Article written by Allied Time
Biometric time clocks benefit employers by providing an accurate and tamper-proof way to track their employees’ time. But many companies are hesitant to upgrade from traditional timekeeping devices to the latest wave of timeclock technology. In some cases, this is because they think what they current have works for them; in other instances, they are uncertain about the specifics of biometric time clocks.
It can sometimes be tough to separate fact from fiction when it comes to how biometric time clocks work. To help ease some of the concerns that business owners might have, let’s take a look at the truth behind some persistent myths relating to biometric clocks:
Myth: Employers will have to keep records of full fingerprints. I don’t want to deal with the security risks this can bring.
Fact: When an employee scans their fingerprint into a biometric time reader such as the Acroprint BioTouch, the machine reads the key identifying points of the fingerprint — such as swoops or dips — and converts this into an algorithmic pattern. Any time the employee’s fingerprint is scanned in the future, the comparison is made to the “0s and 1s” in the binary algorithm. The machine doesn’t compare fingerprints to a database.
Myth: Government agencies can use the fingerprint information that is stored by my employer.
Fact: Because the actual fingerprints aren’t stored — just a binary representation of them — this information can’t be used to compare fingerprints with those in a database of physical prints such as the FBI database.
Myth: Biometric time clocks are health risks. I don’t want my employees to get sick and miss work because of our time clocks.
Fact: The technologies used in biometric time clocks — whether they scan fingerprints, hands or faces — are proven to pose no health risks. They also do not serve a significant threat for the spread of germs if proper cleaning and hygiene steps are used.
Myth: Biometric machines take a long time to run. My employees will be spending too much time waiting to clock in or clock out.

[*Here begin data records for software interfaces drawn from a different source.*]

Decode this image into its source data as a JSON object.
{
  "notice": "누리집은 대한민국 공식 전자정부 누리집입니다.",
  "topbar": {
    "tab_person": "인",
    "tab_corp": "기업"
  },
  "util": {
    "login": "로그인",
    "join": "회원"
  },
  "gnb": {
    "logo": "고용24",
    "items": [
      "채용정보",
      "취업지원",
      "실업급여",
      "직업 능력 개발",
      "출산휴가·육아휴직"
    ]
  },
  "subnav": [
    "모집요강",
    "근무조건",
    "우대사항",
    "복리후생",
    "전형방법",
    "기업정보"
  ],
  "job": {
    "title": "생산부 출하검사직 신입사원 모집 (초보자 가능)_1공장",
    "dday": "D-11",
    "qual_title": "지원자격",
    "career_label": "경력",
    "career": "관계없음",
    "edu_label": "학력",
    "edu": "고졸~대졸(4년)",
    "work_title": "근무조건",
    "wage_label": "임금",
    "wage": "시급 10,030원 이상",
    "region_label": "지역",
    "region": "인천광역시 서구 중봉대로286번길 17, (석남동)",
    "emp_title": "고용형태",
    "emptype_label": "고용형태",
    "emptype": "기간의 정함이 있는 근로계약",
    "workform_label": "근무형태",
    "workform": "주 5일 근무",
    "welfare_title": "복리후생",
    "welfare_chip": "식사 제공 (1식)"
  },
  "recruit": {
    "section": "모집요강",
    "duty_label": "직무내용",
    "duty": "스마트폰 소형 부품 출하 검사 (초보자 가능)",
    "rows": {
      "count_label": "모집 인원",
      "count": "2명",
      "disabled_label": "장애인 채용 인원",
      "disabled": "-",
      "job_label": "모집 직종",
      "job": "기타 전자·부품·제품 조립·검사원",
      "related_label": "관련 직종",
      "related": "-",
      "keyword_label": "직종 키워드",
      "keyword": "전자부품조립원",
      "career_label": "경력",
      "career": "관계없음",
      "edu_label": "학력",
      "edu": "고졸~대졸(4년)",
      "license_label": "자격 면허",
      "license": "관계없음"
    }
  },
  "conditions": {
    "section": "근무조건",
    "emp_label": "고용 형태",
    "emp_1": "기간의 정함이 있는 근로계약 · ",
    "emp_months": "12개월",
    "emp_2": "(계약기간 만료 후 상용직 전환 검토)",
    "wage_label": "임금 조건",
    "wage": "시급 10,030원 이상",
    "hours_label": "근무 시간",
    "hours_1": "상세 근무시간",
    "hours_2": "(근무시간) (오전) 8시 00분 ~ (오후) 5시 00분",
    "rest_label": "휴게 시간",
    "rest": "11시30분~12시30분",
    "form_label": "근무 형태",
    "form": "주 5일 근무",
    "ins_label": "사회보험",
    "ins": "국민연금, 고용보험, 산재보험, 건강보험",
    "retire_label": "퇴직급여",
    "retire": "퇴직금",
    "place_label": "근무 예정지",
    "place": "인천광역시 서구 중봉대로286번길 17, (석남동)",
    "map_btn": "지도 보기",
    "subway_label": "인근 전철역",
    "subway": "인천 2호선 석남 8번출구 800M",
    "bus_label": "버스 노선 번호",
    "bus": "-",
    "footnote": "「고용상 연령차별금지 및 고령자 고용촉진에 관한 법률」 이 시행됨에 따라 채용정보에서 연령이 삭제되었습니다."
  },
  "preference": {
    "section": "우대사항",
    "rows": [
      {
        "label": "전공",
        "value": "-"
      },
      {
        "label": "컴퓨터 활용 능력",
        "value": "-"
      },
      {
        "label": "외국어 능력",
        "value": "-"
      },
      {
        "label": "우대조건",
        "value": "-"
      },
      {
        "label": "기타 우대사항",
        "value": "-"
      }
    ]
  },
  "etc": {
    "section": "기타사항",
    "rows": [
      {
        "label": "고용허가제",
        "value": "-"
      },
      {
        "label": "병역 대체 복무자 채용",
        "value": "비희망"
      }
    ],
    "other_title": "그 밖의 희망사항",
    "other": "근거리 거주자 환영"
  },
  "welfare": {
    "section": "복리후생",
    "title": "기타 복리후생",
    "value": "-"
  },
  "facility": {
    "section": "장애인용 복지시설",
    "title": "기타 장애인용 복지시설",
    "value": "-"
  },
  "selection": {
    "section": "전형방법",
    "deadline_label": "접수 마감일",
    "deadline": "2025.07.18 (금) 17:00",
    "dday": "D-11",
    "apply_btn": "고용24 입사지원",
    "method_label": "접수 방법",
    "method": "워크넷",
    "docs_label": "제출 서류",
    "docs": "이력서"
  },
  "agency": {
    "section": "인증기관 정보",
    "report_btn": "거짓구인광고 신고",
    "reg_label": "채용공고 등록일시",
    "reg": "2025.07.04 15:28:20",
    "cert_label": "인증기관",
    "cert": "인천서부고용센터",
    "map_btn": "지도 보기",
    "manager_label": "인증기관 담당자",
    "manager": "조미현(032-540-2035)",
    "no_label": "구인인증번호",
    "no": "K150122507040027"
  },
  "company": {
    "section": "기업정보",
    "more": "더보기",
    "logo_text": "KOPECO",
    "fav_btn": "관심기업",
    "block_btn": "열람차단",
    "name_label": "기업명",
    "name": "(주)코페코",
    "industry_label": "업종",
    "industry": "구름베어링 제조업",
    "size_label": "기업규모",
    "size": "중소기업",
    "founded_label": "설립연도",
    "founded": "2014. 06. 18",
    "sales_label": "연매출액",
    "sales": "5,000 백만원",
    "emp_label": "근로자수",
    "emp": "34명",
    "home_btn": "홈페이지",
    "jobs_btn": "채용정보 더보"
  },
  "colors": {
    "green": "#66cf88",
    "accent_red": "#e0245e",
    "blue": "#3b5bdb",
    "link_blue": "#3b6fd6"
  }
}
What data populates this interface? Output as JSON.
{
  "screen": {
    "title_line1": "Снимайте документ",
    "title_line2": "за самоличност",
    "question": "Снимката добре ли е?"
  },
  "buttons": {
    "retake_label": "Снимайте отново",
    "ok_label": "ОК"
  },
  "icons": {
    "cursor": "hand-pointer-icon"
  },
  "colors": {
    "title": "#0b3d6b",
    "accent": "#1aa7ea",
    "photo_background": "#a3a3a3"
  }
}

Fact: Employees can clock in and clock out very fast by using the latest wave of biometric machines. if you are using a fingerprint scanning device, it only compares the key “points” of a person’s prints against a small sample of previously-stored data. This means that the process is much faster than, as an example, a crime database that cross checks against a large number of full prints.